Stage 1 (project development) of this project cost £72,000 of which English Heritage generously contributed £25,000 in 2008.

Stage 2 (construction) of this project cost £240,000.

English Heritage has awarded us a further grant of £138,000 making a total grant of £163,000.

The balance of the cost of this project has been raised from other Grant Agencies, some generous individual donations and a huge effort by parishioners, local folk and businesses.

Upgraded Facilities

We were now able to return to a project which was shelved in 2007 due to the over-riding urgency of addressing and devoting all available funds to the resolution of the centuries old problem of the rotating north wall.

Once this had been satisfactorily resolved in 2009, we could take stock and turn our attention to a further upgrade of the church facilities and welcome ministry. This entailed installing a toilet suitable for use by disabled people in the base of the tower and a small servery in the former baptistry area to facilitate provision of refreshments after our Sunday service and for the many events we hold in church during the year. We had already secured the necessary ‘faculty’ from the Diocese.

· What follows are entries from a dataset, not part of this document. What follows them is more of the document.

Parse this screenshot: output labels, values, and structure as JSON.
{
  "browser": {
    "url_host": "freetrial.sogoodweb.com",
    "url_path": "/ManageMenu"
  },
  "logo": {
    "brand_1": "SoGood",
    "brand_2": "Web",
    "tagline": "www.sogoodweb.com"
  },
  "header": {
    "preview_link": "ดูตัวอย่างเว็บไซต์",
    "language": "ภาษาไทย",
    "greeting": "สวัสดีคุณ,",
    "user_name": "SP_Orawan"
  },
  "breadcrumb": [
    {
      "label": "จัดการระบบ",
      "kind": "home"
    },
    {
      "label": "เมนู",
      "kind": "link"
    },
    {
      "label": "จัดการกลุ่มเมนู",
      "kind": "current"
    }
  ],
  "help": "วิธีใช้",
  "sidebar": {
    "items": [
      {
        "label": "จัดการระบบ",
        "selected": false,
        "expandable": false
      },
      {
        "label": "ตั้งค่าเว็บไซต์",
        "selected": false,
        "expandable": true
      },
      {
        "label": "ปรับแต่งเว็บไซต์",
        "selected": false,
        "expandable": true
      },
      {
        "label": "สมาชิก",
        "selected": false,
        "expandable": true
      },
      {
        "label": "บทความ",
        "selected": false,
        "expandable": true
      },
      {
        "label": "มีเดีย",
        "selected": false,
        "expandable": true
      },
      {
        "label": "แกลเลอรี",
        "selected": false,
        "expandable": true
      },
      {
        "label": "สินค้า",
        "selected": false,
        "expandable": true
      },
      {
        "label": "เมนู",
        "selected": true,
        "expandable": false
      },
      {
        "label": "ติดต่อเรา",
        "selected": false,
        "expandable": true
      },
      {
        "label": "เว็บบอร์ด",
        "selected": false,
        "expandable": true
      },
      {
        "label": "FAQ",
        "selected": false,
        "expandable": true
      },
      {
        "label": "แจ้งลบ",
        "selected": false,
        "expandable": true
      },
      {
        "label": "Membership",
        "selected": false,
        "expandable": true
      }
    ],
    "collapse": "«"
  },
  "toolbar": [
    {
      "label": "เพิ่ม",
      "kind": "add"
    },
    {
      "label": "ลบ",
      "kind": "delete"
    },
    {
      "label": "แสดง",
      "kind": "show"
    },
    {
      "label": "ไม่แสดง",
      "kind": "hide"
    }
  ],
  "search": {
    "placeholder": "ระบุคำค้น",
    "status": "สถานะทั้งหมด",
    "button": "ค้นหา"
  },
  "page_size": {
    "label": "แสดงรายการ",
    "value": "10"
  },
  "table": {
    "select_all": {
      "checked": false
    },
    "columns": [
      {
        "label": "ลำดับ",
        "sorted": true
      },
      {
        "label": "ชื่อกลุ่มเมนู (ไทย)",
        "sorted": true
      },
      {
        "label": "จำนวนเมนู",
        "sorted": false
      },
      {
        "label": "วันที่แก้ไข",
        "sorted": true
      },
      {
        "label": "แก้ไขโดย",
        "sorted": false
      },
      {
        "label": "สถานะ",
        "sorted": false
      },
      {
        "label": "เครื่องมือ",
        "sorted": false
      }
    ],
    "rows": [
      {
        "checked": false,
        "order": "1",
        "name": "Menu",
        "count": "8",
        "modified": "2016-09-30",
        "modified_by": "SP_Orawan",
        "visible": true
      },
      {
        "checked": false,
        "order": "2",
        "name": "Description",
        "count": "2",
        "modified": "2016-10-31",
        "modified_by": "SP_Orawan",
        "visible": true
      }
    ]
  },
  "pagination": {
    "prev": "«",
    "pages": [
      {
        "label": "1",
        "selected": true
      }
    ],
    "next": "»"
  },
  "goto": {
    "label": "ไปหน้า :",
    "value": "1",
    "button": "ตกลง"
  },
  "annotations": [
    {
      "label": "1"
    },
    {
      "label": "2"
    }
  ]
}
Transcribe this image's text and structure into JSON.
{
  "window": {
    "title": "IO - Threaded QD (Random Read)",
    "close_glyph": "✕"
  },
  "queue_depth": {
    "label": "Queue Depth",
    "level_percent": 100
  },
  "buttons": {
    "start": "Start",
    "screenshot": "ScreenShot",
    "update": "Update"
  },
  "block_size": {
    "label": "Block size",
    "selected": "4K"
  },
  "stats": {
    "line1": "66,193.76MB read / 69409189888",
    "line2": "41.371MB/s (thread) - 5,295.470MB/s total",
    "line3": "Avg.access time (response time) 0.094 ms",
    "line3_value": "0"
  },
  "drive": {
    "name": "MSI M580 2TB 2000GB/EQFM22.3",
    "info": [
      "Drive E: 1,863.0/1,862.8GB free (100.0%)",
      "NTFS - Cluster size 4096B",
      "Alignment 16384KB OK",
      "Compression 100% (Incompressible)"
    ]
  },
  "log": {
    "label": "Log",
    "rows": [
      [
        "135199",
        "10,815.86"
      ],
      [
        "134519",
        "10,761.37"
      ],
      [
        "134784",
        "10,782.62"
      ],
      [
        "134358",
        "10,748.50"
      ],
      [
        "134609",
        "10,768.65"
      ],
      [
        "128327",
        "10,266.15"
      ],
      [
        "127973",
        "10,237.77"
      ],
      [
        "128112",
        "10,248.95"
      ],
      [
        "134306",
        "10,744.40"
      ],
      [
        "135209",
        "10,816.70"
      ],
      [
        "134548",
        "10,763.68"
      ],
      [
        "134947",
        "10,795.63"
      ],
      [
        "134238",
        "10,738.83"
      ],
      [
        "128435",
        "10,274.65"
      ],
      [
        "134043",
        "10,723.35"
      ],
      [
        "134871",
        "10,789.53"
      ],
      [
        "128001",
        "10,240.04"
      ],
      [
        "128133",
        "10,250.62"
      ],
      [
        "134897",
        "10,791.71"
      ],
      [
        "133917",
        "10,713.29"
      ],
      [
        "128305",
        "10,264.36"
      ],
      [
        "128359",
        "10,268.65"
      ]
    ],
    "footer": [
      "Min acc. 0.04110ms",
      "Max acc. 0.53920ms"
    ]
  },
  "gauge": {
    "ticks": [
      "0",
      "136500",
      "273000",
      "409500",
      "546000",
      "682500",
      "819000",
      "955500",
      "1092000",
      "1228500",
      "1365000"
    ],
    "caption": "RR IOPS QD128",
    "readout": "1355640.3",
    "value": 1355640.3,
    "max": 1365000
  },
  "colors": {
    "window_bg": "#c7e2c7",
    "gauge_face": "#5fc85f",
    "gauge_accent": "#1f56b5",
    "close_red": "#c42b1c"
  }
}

Whilst the church was closed in June/July 2009 we had taken the opportunity to carry out the disruptive preparatory work necessary.

Thus, with minimum disruption to normal usage of the church, we constructed a beautiful oak panelled screen at the west end of the south aisle behind which is a small serving area and storage for the cutlery and crockery needed for church events. We have fitted it out with water boiling, food re-heating, refrigeration and dishwashing facilities.

The screen was carefully angled so as not to encroach upon the view of the knight’s tomb and the end result in fact enhances the view of the tomb due to the contrasting colour of the oak and stone. We have renamed this area of the church The Chantry in honour of Sir Hugh of Morwick whose tomb it is.

At the same time a matching oak door into the tower was installed behind which is a fully equipped lavatory and washing facilities, sink for the flower arrangers and a mezzanine floor above for storage of equipment and ornamentation required only at intervals during the church calendar. One casualty of providing these facilities was and enormous 1920 blower unit for the Harrison & Harrison church organ. We therefore installed a modern blower unit under the organ. This had the beneficial effect of re-circulating warm air from inside the church rather than cold air from the tower during services in the winter.